Dr. Charles Benjamin Ripstein, a world renowned surgeon, died on Dec. 13 after a long illness. He was 90.
Ripstein returned to Canada to complete his surgical rotation at the Royal Victoria Hospital in Montreal before moving to the United States. Within three years, he became a full professor at the State University of New York Downstate, and the director of surgery at Maimonides Hospital.
An early pioneer of open heart and mitral valve surgery, Ripstein was one of the first doctors to perform open heart surgery under cryogenic conditions. He also discovered that Thorazine cured the hiccups. After learning of his research, the Vatican persuaded Pope Pius XII to treat his intractable hiccups with the drug. Ripstein’s treatment was a success. Board-certified in general, thoracic, and colon and rectal surgery, Ripstein was best known for developing a method to repair rectal prolapse.

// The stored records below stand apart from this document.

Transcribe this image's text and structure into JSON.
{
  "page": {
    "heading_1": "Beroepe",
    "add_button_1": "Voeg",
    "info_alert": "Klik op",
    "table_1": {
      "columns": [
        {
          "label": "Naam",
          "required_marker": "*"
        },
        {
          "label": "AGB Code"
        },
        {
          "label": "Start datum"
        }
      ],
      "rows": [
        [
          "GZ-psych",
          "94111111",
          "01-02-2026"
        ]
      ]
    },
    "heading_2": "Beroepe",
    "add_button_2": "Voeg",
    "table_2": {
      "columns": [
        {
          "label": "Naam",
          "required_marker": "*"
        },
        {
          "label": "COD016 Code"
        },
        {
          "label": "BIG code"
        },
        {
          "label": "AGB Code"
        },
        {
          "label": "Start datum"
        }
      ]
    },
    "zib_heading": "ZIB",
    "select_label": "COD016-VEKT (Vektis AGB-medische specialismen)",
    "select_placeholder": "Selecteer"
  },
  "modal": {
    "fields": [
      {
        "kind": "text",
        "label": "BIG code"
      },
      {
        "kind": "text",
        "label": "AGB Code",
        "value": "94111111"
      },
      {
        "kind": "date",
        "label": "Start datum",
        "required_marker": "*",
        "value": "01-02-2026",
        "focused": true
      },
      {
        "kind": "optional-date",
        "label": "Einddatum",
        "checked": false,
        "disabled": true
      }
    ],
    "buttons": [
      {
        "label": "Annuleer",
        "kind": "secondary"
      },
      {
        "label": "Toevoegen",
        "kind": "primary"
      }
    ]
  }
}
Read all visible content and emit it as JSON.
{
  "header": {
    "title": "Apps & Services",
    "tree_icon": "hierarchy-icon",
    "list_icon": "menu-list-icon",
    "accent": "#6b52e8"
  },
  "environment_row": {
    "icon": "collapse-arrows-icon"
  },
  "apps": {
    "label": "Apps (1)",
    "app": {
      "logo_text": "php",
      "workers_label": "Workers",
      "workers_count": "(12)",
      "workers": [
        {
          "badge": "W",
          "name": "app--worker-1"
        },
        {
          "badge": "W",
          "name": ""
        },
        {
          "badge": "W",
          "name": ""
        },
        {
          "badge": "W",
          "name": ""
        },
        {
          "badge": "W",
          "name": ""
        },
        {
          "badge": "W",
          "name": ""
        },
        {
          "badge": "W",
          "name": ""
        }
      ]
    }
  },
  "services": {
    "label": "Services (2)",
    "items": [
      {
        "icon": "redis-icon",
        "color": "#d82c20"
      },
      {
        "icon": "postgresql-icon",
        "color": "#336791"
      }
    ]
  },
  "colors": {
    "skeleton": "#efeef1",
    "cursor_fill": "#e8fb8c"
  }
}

The procedure was even named after him.
The pope wasn’t his only famous patient. As the first director of surgery at the newly established Albert Einstein College of Medicine of Yeshiva University, Ripstein was one of the last doctors called in on consultation to perform an operation on the genius. Einstein, who was dying of a ruptured aneurysm, eventually refused the procedure.
Ripstein later served as director of surgery at Brookdale Hospital in Brooklyn, N.Y., on the clinical staff at Cornell University Medical College, as a clinical professor of surgery at the University of Miami and on the medical staff of The Miami Heart Institute.